Fury, Wilder Kept Apart After Sparks Fly At Press Conference
Tyson Fury and Deontay Wilder were prevented from a face-off as insults and expletives filled the air at an ill-tempered final press conference on Wednesday for their heavyweight world title fight.
Fury puts his World Boxing Council heavyweight belt on the line in Las Vegas on Saturday when he meets Wilder for the third time, 20 months after knocking out the American in their second fight.
Wednesday’s press conference — broadcast live on US television — saw profanities and sparks fly as Fury taunted Wilder over the circumstances of his defeat to the self-styled “Gypsy King” last year.
As the barbs escalated, the host of the press conference sought to bring both fighters together for a traditional face-to-face stare-down — only for Fury’s promoter Bob Arum to veto the confrontation.
Fury and Wilder — who clashed at a press conference ahead of their first fight in Los Angeles in 2018 — were hustled off the stage shortly afterwards.
It brought an end to a fractious encounter at the MGM Grand Garden Arena, which turned ugly when Fury confronted Wilder over the American’s accusations of cheating by Fury during the last fight.
Wilder has accused Fury of tampering with his gloves for the second fight — where Fury dominated to score a seventh-round knockout — to inflict more damage.
Wilder had also accused former trainer Mark Breland of spiking his own water, as well as blaming a heavy costume used during his ring walk for making him tired.
Wilder stood by his various cheating claims when quizzed on them Wednesday.
“I will go to my grave believing in what I believe in,” Wilder said.
“I know things for a fact. I have confirmation and clarity over a lot of things. Men lie, women lie, but your eyes don’t lie what they see.”
‘Weak Mental Person’
But Wilder’s comments were dismissed by Fury as the words of an “unwell person.”
“He accused me of everything, accused his team, his trainer, the suit, injuries. Who else did he accuse — oh yeah, the Nevada State Athletic Commission, they were in on it as well. And the referee,” said Fury (30-0-1, with 21 knockouts).
“Maybe if he’d come out with one of these excuses it would have been believable – but not 15, come on.
“He can believe what he wants. But what it tells me is that he’s a weak mental person, who I will knock spark out on Saturday night.”
Asked for his final comments, Wilder, replied: “I just tell you guys to prepare yourselves for the battlefield and get ready for war.”
Fury meanwhile returned to his earlier theme, zeroing in on Wilder’s comments about the circumstances of his loss in the second fight.
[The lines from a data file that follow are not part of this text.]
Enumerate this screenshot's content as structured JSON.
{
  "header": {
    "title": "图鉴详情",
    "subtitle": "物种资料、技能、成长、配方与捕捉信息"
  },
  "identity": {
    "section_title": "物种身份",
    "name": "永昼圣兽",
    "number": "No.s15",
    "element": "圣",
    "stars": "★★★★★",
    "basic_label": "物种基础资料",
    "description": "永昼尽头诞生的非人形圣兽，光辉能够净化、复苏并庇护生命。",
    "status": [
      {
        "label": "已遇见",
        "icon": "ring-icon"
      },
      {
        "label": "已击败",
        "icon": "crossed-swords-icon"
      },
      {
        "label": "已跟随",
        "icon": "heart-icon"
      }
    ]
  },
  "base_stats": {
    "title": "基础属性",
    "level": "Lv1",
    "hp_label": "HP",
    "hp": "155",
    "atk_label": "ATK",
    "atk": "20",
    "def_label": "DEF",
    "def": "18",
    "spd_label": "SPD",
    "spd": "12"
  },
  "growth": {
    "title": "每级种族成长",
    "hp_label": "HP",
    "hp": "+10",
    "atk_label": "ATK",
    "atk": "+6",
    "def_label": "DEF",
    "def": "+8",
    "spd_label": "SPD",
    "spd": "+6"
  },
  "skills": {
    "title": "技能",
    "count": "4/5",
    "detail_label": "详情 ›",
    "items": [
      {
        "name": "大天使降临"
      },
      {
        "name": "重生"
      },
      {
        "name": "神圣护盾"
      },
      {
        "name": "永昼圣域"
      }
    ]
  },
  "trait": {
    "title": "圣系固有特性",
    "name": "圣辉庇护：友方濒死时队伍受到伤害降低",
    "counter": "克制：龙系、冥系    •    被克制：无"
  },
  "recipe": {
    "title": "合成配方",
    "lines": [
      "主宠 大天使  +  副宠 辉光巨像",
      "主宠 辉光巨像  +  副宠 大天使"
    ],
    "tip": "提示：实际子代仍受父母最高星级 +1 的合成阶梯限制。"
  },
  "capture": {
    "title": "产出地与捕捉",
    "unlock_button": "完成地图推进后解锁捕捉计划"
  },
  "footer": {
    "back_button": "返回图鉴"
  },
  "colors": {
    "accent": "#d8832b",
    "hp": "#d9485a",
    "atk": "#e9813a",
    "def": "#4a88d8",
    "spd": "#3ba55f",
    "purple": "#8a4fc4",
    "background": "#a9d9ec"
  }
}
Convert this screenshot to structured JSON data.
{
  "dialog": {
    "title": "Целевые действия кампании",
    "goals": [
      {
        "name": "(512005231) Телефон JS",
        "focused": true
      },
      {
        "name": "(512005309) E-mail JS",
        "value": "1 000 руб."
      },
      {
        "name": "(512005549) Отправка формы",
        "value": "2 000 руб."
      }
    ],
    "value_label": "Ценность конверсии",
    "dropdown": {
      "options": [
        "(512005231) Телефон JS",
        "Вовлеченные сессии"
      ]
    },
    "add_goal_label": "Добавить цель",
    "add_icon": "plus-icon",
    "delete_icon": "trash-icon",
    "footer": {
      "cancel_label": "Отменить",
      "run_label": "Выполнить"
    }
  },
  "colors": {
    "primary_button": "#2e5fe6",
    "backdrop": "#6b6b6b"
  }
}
“Wilder said I only won the second fight because I cheated,” Fury said.
“But then he goes and changes his whole team and training, says he’s training as hard as ever.
“So I have to ask the question ‘If I only won because I cheated, what was the point of changing everything?’ Can anyone answer that question? I know he can’t because he doesn’t have the brains to,” Fury said, gesturing at Wilder.
“He says he wants to do bad things to me, and hurt me and he’s got all this anger and malice and aggression. I don’t want to hurt Deontay Wilder. I just want to beat him in a fight.
“He knows what he’s saying is lies. And deep down in his soul, he knows that he lost. He lost the first time, he lost the second time and he’s going to lose the third time. And afterwards he’ll be back working in that fast-food chain that he was working at earlier in his career – retired.”